The increase in the number of staff providing passenger services such as check-in and gate assistance and baggage-handling and aircraft services will help airport servicer Swissport’s 850 client airlines scale up their operations and bring it back to essentially its pre-pandemic number of employees.

READ ALSO: Reader question: Do flights to and from Switzerland require face masks?

Still, the country has faced several issues recently, from temporary disruption after fires to being affected by Easyjet’s IT problem. Most of the affected flights were from Geneva.

Other airports

Travellers were complaining of two-hour queues at the border control at Heathrow Airport in the UK. At the UK’s Manchester Airport, passengers were reporting queues for the security of up to two hours on Thursday.

Dublin Airport is also facing regular two-hour queues at security. Amsterdam’s Schipol Airport recently had a 1km security queue, pushing the Dutch airline KLM to cancel flights.

Know your rights

If you have issues with delays, cancellations or other problems with the airline, you might be covered by the EU legislation on passenger rights. Depending on the case, you have a right to refunds, transfers, food vouchers and even cash payments.

Here is what you need to know about your rights as a traveller in the European Union.

Member comments

  1. I used to do a lot of air travel but not any more. Back in April I took the TGV from Nice to Paris. I still regret taking a flight back to Nice. The EU should study the railway system in China to see what’s possible. But the EU Commission is full of empty suits that babble green.

  2. The Berlin airport is a tragedy. It is still being constructed and is not finished. The security lines are endless and no one cares. It is faster to take a train these days. The security lines take longer than most inter European flights.

Log in here to leave a comment.
Become a Member to leave a comment.


EXPLAINED: Norway’s plans for a tourist tax 

Norway’s government is looking at options to introduce a tax on tourists and tourism-related activities. Here is what we know so far. 

EXPLAINED: Norway’s plans for a tourist tax 

Around 10 million tourists flock to Norway annually, drawn in by its majestic fjords, world-famous hikes, rugged wilderness and bucket-list activities such as Northern Lights tours. 

Many travellers already remark that the country is incredibly expensive. However, the cost of being a visitor in Norway could soon increase as the government plans to introduce a new tax on tourism-related activities. 

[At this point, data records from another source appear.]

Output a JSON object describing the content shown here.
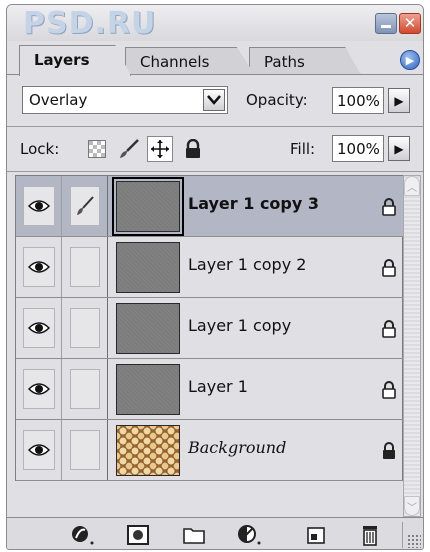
{
  "window": {
    "logo_text": "PSD.RU",
    "minimize_icon": "minimize-icon",
    "close_glyph": "✕"
  },
  "tabs": [
    {
      "label": "Layers",
      "active": true
    },
    {
      "label": "Channels",
      "active": false
    },
    {
      "label": "Paths",
      "active": false
    }
  ],
  "panel_menu_icon": "panel-menu-arrow-icon",
  "blend": {
    "mode_value": "Overlay",
    "opacity_label": "Opacity:",
    "opacity_value": "100%"
  },
  "lock": {
    "label": "Lock:",
    "icons": [
      "lock-transparent-pixels-icon",
      "lock-image-pixels-icon",
      "lock-position-icon",
      "lock-all-icon"
    ],
    "fill_label": "Fill:",
    "fill_value": "100%"
  },
  "layers": [
    {
      "name": "Layer 1 copy 3",
      "selected": true,
      "visible": true,
      "brush_shown": true,
      "thumbnail": "gray-texture"
    },
    {
      "name": "Layer 1 copy 2",
      "selected": false,
      "visible": true,
      "brush_shown": false,
      "thumbnail": "gray-texture"
    },
    {
      "name": "Layer 1 copy",
      "selected": false,
      "visible": true,
      "brush_shown": false,
      "thumbnail": "gray-texture"
    },
    {
      "name": "Layer 1",
      "selected": false,
      "visible": true,
      "brush_shown": false,
      "thumbnail": "gray-texture"
    },
    {
      "name": "Background",
      "selected": false,
      "visible": true,
      "brush_shown": false,
      "thumbnail": "honeycomb-photo"
    }
  ],
  "toolbar": {
    "icons": [
      "layer-style-icon",
      "layer-mask-icon",
      "new-group-folder-icon",
      "adjustment-layer-icon",
      "new-layer-icon",
      "trash-icon"
    ]
  },
  "colors": {
    "panel_bg": "#e0dfe3",
    "selected_row": "#b3b6c4",
    "close_button": "#d24a2e",
    "menu_button": "#2d66c4"
  }
}
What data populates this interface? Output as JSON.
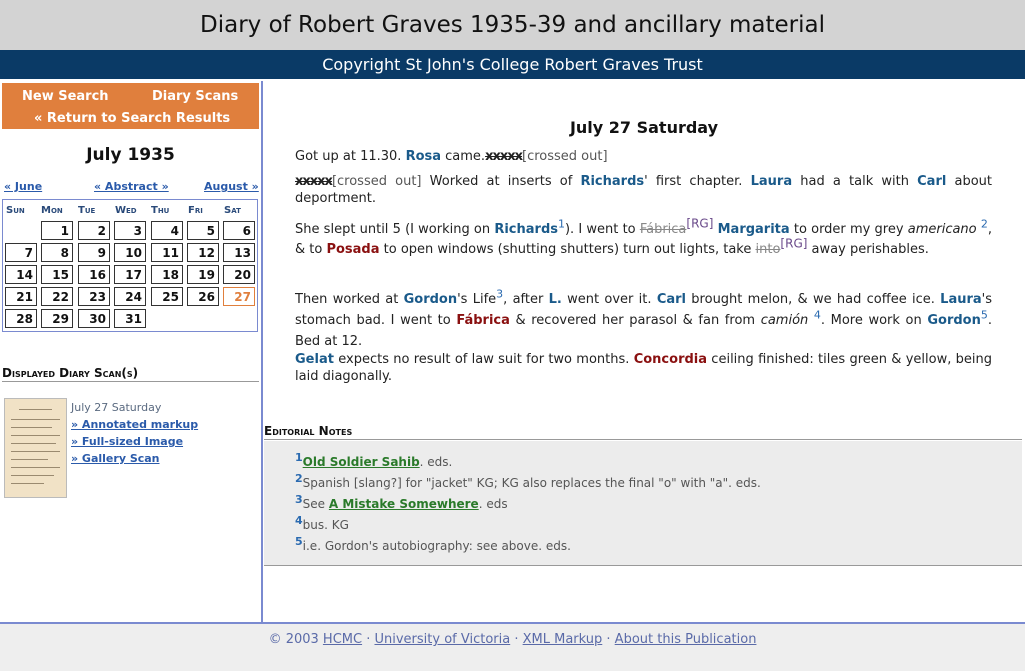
{
  "header": {
    "title": "Diary of Robert Graves 1935-39 and ancillary material",
    "copyright": "Copyright St John's College Robert Graves Trust"
  },
  "nav": {
    "new_search": "New Search",
    "diary_scans": "Diary Scans",
    "return": "« Return to Search Results"
  },
  "calendar": {
    "title": "July 1935",
    "prev": "« June",
    "abstract": "« Abstract »",
    "next": "August »",
    "dow": [
      "Sun",
      "Mon",
      "Tue",
      "Wed",
      "Thu",
      "Fri",
      "Sat"
    ],
    "days": [
      "1",
      "2",
      "3",
      "4",
      "5",
      "6",
      "7",
      "8",
      "9",
      "10",
      "11",
      "12",
      "13",
      "14",
      "15",
      "16",
      "17",
      "18",
      "19",
      "20",
      "21",
      "22",
      "23",
      "24",
      "25",
      "26",
      "27",
      "28",
      "29",
      "30",
      "31"
    ],
    "current_day": "27"
  },
  "scans": {
    "heading": "Displayed Diary Scan(s)",
    "date": "July 27 Saturday",
    "annotated": "» Annotated markup",
    "full": "» Full-sized Image",
    "gallery": "» Gallery Scan"
  },
  "entry": {
    "date": "July 27 Saturday",
    "p1": {
      "a": "Got up at 11.30. ",
      "rosa": "Rosa",
      "b": " came.",
      "x": "xxxxx",
      "c": "[crossed out]"
    },
    "p2": {
      "x": "xxxxx",
      "c": "[crossed out]",
      "a": " Worked at inserts of ",
      "richards": "Richards",
      "b": "' first chapter. ",
      "laura": "Laura",
      "c2": " had a talk with ",
      "carl": "Carl",
      "d": " about deportment."
    },
    "p3": {
      "a": "She slept until 5 (I working on ",
      "richards": "Richards",
      "fn1": "1",
      "b": "). I went to ",
      "fabrica": "Fábrica",
      "rg1": "[RG]",
      "c": " ",
      "margarita": "Margarita",
      "d": " to order my grey ",
      "americano": "americano",
      "fn2": "2",
      "e": ", & to ",
      "posada": "Posada",
      "f": " to open windows (shutting shutters) turn out lights, take ",
      "into": "into",
      "rg2": "[RG]",
      "g": " away perishables."
    },
    "p4": {
      "a": "Then worked at ",
      "gordon": "Gordon",
      "b": "'s Life",
      "fn3": "3",
      "c": ", after ",
      "l": "L.",
      "d": " went over it. ",
      "carl": "Carl",
      "e": " brought melon, & we had coffee ice. ",
      "laura": "Laura",
      "f": "'s stomach bad. I went to ",
      "fabrica": "Fábrica",
      "g": " & recovered her parasol & fan from ",
      "camion": "camión",
      "fn4": "4",
      "h": ". More work on ",
      "gordon2": "Gordon",
      "fn5": "5",
      "i": ". Bed at 12."
    },
    "p5": {
      "gelat": "Gelat",
      "a": " expects no result of law suit for two months. ",
      "concordia": "Concordia",
      "b": " ceiling finished: tiles green & yellow, being laid diagonally."
    }
  },
  "notes": {
    "heading": "Editorial Notes",
    "n1": {
      "num": "1",
      "title": "Old Soldier Sahib",
      "rest": ". eds."
    },
    "n2": {
      "num": "2",
      "text": "Spanish [slang?] for \"jacket\" KG; KG also replaces the final \"o\" with \"a\". eds."
    },
    "n3": {
      "num": "3",
      "pre": "See ",
      "title": "A Mistake Somewhere",
      "rest": ". eds"
    },
    "n4": {
      "num": "4",
      "text": "bus. KG"
    },
    "n5": {
      "num": "5",
      "text": "i.e. Gordon's autobiography: see above. eds."
    }
  },
  "footer": {
    "copy": "© 2003 ",
    "hcmc": "HCMC",
    "sep": " · ",
    "uvic": "University of Victoria",
    "xml": "XML Markup",
    "about": "About this Publication"
  },
  "colors": {
    "accent": "#e07f3d",
    "bar": "#0a3a66",
    "person": "#1a5a8a",
    "place": "#8a1010"
  }
}
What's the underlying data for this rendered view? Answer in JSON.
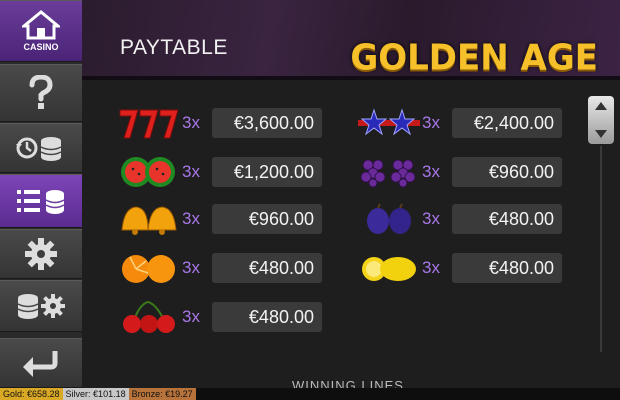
{
  "sidebar": {
    "casino_label": "CASINO",
    "items": [
      {
        "name": "casino",
        "icon": "home-icon"
      },
      {
        "name": "help",
        "icon": "question-icon"
      },
      {
        "name": "history",
        "icon": "history-icon"
      },
      {
        "name": "paytable",
        "icon": "paytable-icon",
        "active": true
      },
      {
        "name": "settings",
        "icon": "gear-icon"
      },
      {
        "name": "bet-settings",
        "icon": "coins-gear-icon"
      },
      {
        "name": "back",
        "icon": "back-arrow-icon"
      }
    ]
  },
  "header": {
    "title": "PAYTABLE",
    "logo_text": "GOLDEN AGE"
  },
  "paytable": {
    "left": [
      {
        "symbol": "sevens",
        "multiplier": "3x",
        "amount": "€3,600.00"
      },
      {
        "symbol": "watermelon",
        "multiplier": "3x",
        "amount": "€1,200.00"
      },
      {
        "symbol": "bells",
        "multiplier": "3x",
        "amount": "€960.00"
      },
      {
        "symbol": "oranges",
        "multiplier": "3x",
        "amount": "€480.00"
      },
      {
        "symbol": "cherries",
        "multiplier": "3x",
        "amount": "€480.00"
      }
    ],
    "right": [
      {
        "symbol": "stars",
        "multiplier": "3x",
        "amount": "€2,400.00"
      },
      {
        "symbol": "grapes",
        "multiplier": "3x",
        "amount": "€960.00"
      },
      {
        "symbol": "plums",
        "multiplier": "3x",
        "amount": "€480.00"
      },
      {
        "symbol": "lemons",
        "multiplier": "3x",
        "amount": "€480.00"
      }
    ]
  },
  "section_next": "WINNING LINES",
  "jackpots": {
    "gold": "Gold: €658.28",
    "silver": "Silver: €101.18",
    "bronze": "Bronze: €19.27"
  },
  "colors": {
    "accent_purple": "#6a3d9a",
    "multiplier": "#a876e6",
    "logo_gold": "#f6c02a"
  }
}
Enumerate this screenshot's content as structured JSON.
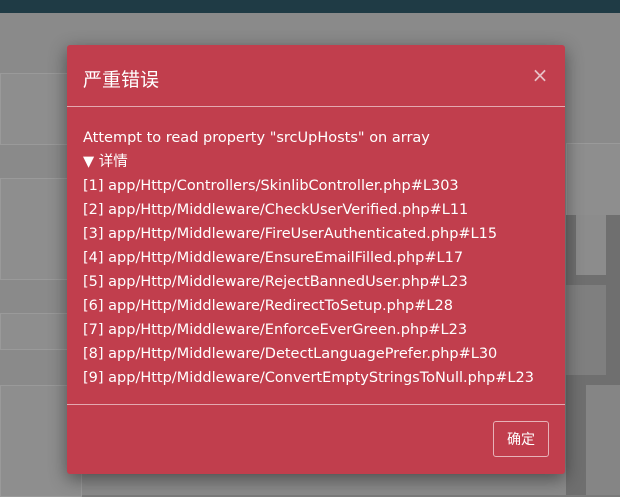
{
  "modal": {
    "title": "严重错误",
    "close_glyph": "×",
    "message": "Attempt to read property \"srcUpHosts\" on array",
    "details_label": "▼ 详情",
    "trace": [
      "[1] app/Http/Controllers/SkinlibController.php#L303",
      "[2] app/Http/Middleware/CheckUserVerified.php#L11",
      "[3] app/Http/Middleware/FireUserAuthenticated.php#L15",
      "[4] app/Http/Middleware/EnsureEmailFilled.php#L17",
      "[5] app/Http/Middleware/RejectBannedUser.php#L23",
      "[6] app/Http/Middleware/RedirectToSetup.php#L28",
      "[7] app/Http/Middleware/EnforceEverGreen.php#L23",
      "[8] app/Http/Middleware/DetectLanguagePrefer.php#L30",
      "[9] app/Http/Middleware/ConvertEmptyStringsToNull.php#L23"
    ],
    "confirm_label": "确定"
  },
  "colors": {
    "modal_background": "#c13e4d",
    "overlay": "#8a8a8a",
    "topbar": "#1f3b45"
  }
}
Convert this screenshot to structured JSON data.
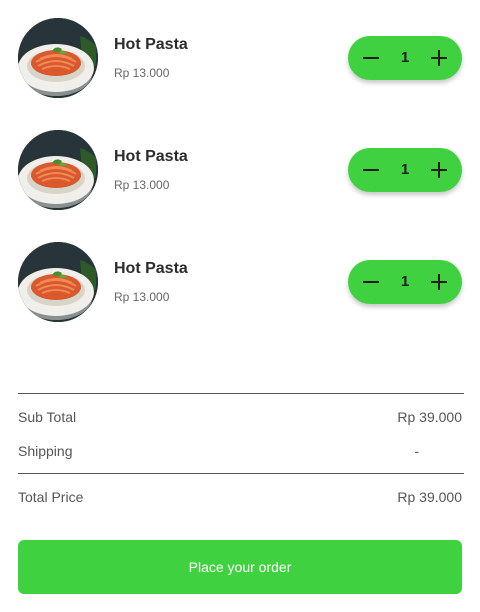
{
  "cart": {
    "items": [
      {
        "name": "Hot Pasta",
        "price": "Rp 13.000",
        "quantity": "1",
        "image": "pasta-photo"
      },
      {
        "name": "Hot Pasta",
        "price": "Rp 13.000",
        "quantity": "1",
        "image": "pasta-photo"
      },
      {
        "name": "Hot Pasta",
        "price": "Rp 13.000",
        "quantity": "1",
        "image": "pasta-photo"
      }
    ]
  },
  "summary": {
    "subtotal_label": "Sub Total",
    "subtotal_value": "Rp 39.000",
    "shipping_label": "Shipping",
    "shipping_value": "-",
    "total_label": "Total Price",
    "total_value": "Rp 39.000"
  },
  "actions": {
    "place_order_label": "Place your order"
  },
  "icons": {
    "decrement": "minus-icon",
    "increment": "plus-icon"
  },
  "colors": {
    "accent": "#3fd13f",
    "text_dark": "#2c2c2c",
    "text_muted": "#666666",
    "divider": "#555555"
  }
}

Earlier this week, the minority government consisting of the Labour Party and Centre Party, agreed on a budget for 2023 with the Socialist Left Party. 

Norwegian newswire NTB reports that as part of the agreement, the government would propose introducing a tax on tourism in 2024. The policies will be included in the budget for 2024, which will be presented next autumn. 

A potential tourist tax is still in its early stages, though, with the policy yet to be fully formulated. Still, Norway’s Ministry of Finance has begun exploring options regarding a tourist tax. 

“We have to investigate this and see how such a tax can be designed, both practically and legally. But the idea is that the local communities should be able to be left with more,” Lars Vangen, state secretary in the finance ministry, told NTB. 

The tax could come in the form of tourists paying additional tax on hotels, souvenirs and tourism activities. 

Proposals to pass some of the maintenance and cleaning costs on to tourists have appeared several times in recent years, most recently in the political agreement on which the current government was formed in October last year.

One of the reasons for a tourist tax is that many hotspots are located in small local authorities, where municipalities spend huge amounts each year on the upkeep of attractions, maintenance of key hiking trails and dealing with the pollution and litter caused by visitors.

Earlier this year, the Norwegian region Lofoten, known for its spectacular fjord and mountain scenery, said it would be willing to test-pilot a tourism tax scheme

The Norwegian Hospitality Association (NHO Reiseliv), an employer organisation for the sector, has previously been critical of potential tourist taxes, arguing it would make Norway a less desirable destination. 

READ ALSO: Best things to do in Norway in the winter